Breaks are taken in a staff room which is an old office, has no windows and you can hear every bell going off. Breaks are taken on the run. You go to the bathroom so you can call your kids to say goodnight – or you don’t manage to call at all.
Due to overcrowding, we are sharing space with patients. You write notes while they are using the bedpan behind a curtain behind your desk; discuss patients while other patients are sitting around you.
The IT system is poor. We often needing to re-order imaging requests, as they don’t go through. Notes which have been written just disappear, printing comes out blank. You can’t access all the patients’ information and need to go to two or three different web pages to get a full clinical picture of the patient you are seeing.

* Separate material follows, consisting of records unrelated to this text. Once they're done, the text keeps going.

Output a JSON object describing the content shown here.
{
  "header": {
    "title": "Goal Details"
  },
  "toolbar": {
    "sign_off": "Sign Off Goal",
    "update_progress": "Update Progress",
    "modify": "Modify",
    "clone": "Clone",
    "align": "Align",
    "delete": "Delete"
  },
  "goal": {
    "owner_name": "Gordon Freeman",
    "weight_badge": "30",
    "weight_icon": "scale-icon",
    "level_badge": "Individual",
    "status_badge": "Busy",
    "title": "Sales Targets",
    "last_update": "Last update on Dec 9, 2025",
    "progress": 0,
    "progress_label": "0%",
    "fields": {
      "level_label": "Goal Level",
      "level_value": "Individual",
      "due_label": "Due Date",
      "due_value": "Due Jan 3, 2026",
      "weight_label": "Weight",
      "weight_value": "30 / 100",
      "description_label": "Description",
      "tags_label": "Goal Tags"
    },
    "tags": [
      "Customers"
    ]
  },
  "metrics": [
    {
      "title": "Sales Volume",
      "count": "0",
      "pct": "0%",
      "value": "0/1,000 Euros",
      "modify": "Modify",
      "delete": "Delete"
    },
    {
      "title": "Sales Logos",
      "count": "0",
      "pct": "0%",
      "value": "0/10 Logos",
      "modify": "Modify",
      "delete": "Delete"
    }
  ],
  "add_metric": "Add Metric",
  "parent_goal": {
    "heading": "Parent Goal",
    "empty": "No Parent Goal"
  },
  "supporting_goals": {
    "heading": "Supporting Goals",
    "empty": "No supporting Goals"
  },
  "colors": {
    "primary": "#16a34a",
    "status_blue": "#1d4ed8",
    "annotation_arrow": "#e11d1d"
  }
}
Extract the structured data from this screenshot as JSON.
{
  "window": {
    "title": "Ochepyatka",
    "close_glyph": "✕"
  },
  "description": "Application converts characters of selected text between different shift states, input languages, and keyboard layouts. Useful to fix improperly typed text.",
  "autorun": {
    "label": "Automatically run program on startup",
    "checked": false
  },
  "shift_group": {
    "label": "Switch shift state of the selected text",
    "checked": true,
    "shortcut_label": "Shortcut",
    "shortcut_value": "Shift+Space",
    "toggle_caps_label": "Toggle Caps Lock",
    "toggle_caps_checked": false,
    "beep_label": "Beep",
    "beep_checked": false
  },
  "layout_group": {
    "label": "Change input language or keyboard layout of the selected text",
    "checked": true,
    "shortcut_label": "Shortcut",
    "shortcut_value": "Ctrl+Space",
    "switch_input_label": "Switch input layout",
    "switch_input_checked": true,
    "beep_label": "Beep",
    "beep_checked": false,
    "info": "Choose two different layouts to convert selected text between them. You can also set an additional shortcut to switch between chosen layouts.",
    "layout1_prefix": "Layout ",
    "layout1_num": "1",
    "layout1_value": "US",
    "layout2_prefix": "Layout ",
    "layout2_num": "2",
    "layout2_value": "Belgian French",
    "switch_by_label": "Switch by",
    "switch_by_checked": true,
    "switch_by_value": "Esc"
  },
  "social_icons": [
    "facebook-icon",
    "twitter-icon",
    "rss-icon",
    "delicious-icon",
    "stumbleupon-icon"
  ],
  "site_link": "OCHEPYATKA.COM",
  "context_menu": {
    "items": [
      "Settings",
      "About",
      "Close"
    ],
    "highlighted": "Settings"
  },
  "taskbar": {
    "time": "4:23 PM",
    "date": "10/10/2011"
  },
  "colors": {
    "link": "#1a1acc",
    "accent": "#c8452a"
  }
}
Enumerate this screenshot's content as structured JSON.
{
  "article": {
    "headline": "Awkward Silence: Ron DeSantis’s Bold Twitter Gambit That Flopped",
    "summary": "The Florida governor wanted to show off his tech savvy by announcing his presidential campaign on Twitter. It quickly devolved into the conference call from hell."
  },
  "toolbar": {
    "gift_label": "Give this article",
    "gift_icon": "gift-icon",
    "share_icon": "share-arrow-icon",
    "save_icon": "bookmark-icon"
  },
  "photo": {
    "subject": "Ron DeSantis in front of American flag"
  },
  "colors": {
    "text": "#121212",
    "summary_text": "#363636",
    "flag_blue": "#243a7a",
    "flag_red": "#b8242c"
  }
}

Due to overcrowding, we are sharing space with patients. You write notes while they are using the bedpan behind a curtain behind your desk; discuss patients while other patients are sitting around you. Or you need to move to another clinical space to make a phone call – even outside in the ambulance bay. Patients are in corridors – lying outside cubicles, watching others through curtains.
Spaces in which staff need to concentrate on writing up medications are noisy – significantly increasing the risk of mistakes. There are not enough computers for all the CDMs to write notes. There are not enough monitors to monitor the patients; monitors are breaking and not able to be fixed as they don’t have current software. Pumps are old and starting to malfunction.
Junior staff, both nursing and medical, are not getting supported – they are not able to find help. Avoiding situations where they may be out of their depth, they are losing the opportunity to learn.
Staff are going home in tears, and are distressed when they get home – families are suffering as a result. They sleep poorly and dread returning to work the next shift. Cares are rushed and those that are not essential are rationed. You feel like you are not doing a good job and you are letting your patients down.
Patients seem angrier – abusing staff, and at times inconsolable and violent. They are distressed because they and their loved ones are not getting the care they need. They are demanding more and are scared of what might be missed and their loved ones being hurt more by the broken system. It is a fear we share.
Staff are going home in tears, and are distressed when they get home – families are suffering as a result. They sleep poorly and dread returning to work the next shift.
We ask DHB management for help and there is none. There are significant gaps on the roster with daily requests for extra help. Staff are working extra shifts, and getting more tired and more likely to make a mistake.
I finish writing this at the end of a night shift which started chaotic, but we have managed to get on top of it. I worked four hours of an afternoon shift, went home for five hours and was back for the night shift. Finishing at 7am, I am back on shift tomorrow at 8am. I will be tired and I will be putting my patients and registration at risk – but this is our constant.
My plea to those I serve is that we are trying our hardest and will continue to, in a very broken and worn-down system. We are sorry it has got to this – we have been saying to those in charge for years that this is coming, and here it is.
Lucy McLaren, RN, NP, MN, is a nurse practitioner working in the Wairarapa emergency department.
- Kelen, G. D., Wolfe, R., D’Onofrio, G., Mills, A.M., Diercks, D., Stern, S. A., Wadman, M. C., & Sokolove, P. E. (2021). Emergency Department Crowding: The Canary in the Health Care System. NEJM Catalyst: Innovations in Health Care Delivery, Sept 28.
- Australian College of Emergency Medicine. (2014). Emergency Department Design Guidelines.
- Health and Disability Commissioner. (1996). Code of Health and Disability Services Consumers’ Rights.
- Ministry of Health. (2022). Emergency department triage.